● **What the task requires**: Write out the records once more, exactly, and keep any image out.

● **Exercise input**:
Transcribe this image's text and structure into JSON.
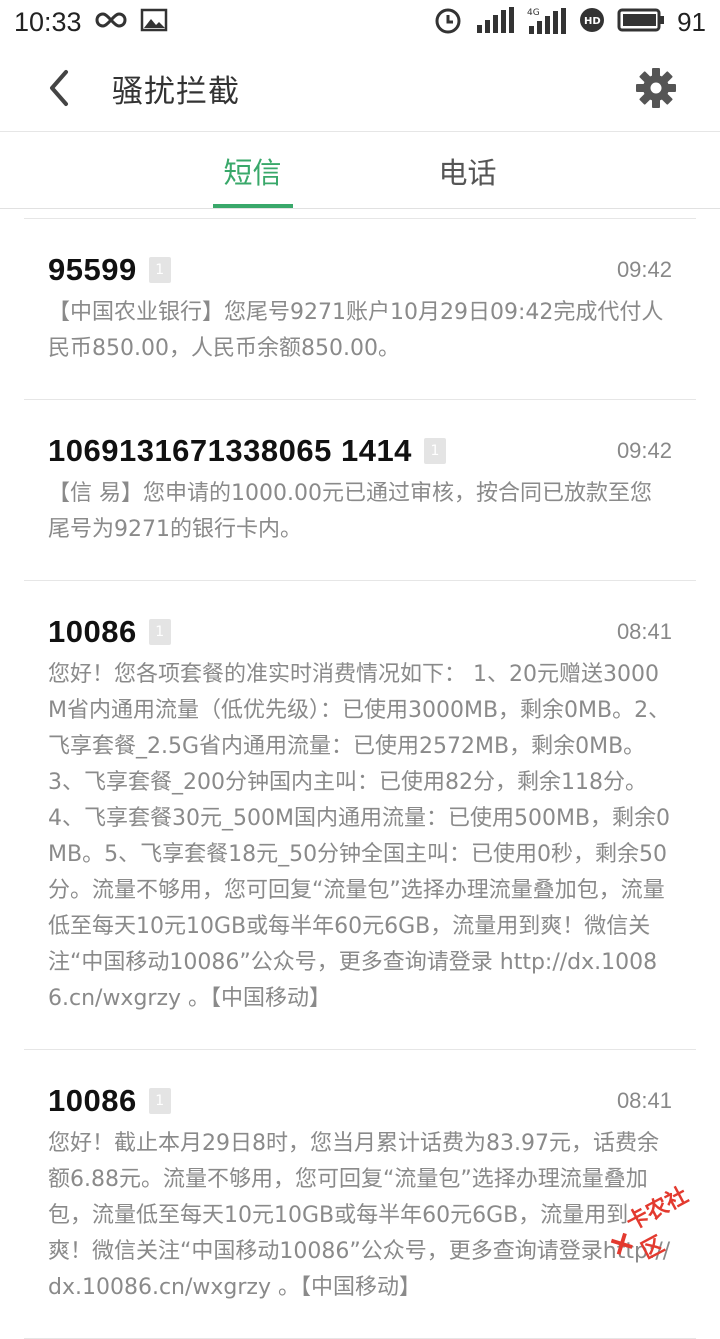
{
  "status_bar": {
    "time": "10:33",
    "battery": "91",
    "network": "4G"
  },
  "app_bar": {
    "title": "骚扰拦截",
    "back_icon": "chevron-left-icon",
    "settings_icon": "gear-icon"
  },
  "tabs": [
    {
      "label": "短信",
      "active": true
    },
    {
      "label": "电话",
      "active": false
    }
  ],
  "messages": [
    {
      "sender": "95599",
      "sim": "1",
      "time": "09:42",
      "body": "【中国农业银行】您尾号9271账户10月29日09:42完成代付人民币850.00，人民币余额850.00。"
    },
    {
      "sender": "1069131671338065 1414",
      "sim": "1",
      "time": "09:42",
      "body": "【信 易】您申请的1000.00元已通过审核，按合同已放款至您尾号为9271的银行卡内。"
    },
    {
      "sender": "10086",
      "sim": "1",
      "time": "08:41",
      "body": "您好！您各项套餐的准实时消费情况如下： 1、20元赠送3000M省内通用流量（低优先级）：已使用3000MB，剩余0MB。2、飞享套餐_2.5G省内通用流量：已使用2572MB，剩余0MB。3、飞享套餐_200分钟国内主叫：已使用82分，剩余118分。4、飞享套餐30元_500M国内通用流量：已使用500MB，剩余0MB。5、飞享套餐18元_50分钟全国主叫：已使用0秒，剩余50分。流量不够用，您可回复“流量包”选择办理流量叠加包，流量低至每天10元10GB或每半年60元6GB，流量用到爽！微信关注“中国移动10086”公众号，更多查询请登录 http://dx.10086.cn/wxgrzy 。【中国移动】"
    },
    {
      "sender": "10086",
      "sim": "1",
      "time": "08:41",
      "body": "您好！截止本月29日8时，您当月累计话费为83.97元，话费余额6.88元。流量不够用，您可回复“流量包”选择办理流量叠加包，流量低至每天10元10GB或每半年60元6GB，流量用到爽！微信关注“中国移动10086”公众号，更多查询请登录http://dx.10086.cn/wxgrzy 。【中国移动】"
    }
  ],
  "watermark": "卡农社区",
  "colors": {
    "accent": "#39a86a",
    "body_text": "#8a8a8a",
    "divider": "#e6e6e6"
  }
}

● **Answer section**:
Transcribe this image's text and structure into JSON.
{
  "status_bar": {
    "time": "10:33",
    "battery": "91",
    "network": "4G"
  },
  "app_bar": {
    "title": "骚扰拦截",
    "back_icon": "chevron-left-icon",
    "settings_icon": "gear-icon"
  },
  "tabs": [
    {
      "label": "短信",
      "active": true
    },
    {
      "label": "电话",
      "active": false
    }
  ],
  "messages": [
    {
      "sender": "95599",
      "sim": "1",
      "time": "09:42",
      "body": "【中国农业银行】您尾号9271账户10月29日09:42完成代付人民币850.00，人民币余额850.00。"
    },
    {
      "sender": "1069131671338065 1414",
      "sim": "1",
      "time": "09:42",
      "body": "【信 易】您申请的1000.00元已通过审核，按合同已放款至您尾号为9271的银行卡内。"
    },
    {
      "sender": "10086",
      "sim": "1",
      "time": "08:41",
      "body": "您好！您各项套餐的准实时消费情况如下： 1、20元赠送3000M省内通用流量（低优先级）：已使用3000MB，剩余0MB。2、飞享套餐_2.5G省内通用流量：已使用2572MB，剩余0MB。3、飞享套餐_200分钟国内主叫：已使用82分，剩余118分。4、飞享套餐30元_500M国内通用流量：已使用500MB，剩余0MB。5、飞享套餐18元_50分钟全国主叫：已使用0秒，剩余50分。流量不够用，您可回复“流量包”选择办理流量叠加包，流量低至每天10元10GB或每半年60元6GB，流量用到爽！微信关注“中国移动10086”公众号，更多查询请登录 http://dx.10086.cn/wxgrzy 。【中国移动】"
    },
    {
      "sender": "10086",
      "sim": "1",
      "time": "08:41",
      "body": "您好！截止本月29日8时，您当月累计话费为83.97元，话费余额6.88元。流量不够用，您可回复“流量包”选择办理流量叠加包，流量低至每天10元10GB或每半年60元6GB，流量用到爽！微信关注“中国移动10086”公众号，更多查询请登录http://dx.10086.cn/wxgrzy 。【中国移动】"
    }
  ],
  "watermark": "卡农社区",
  "colors": {
    "accent": "#39a86a",
    "body_text": "#8a8a8a",
    "divider": "#e6e6e6"
  }
}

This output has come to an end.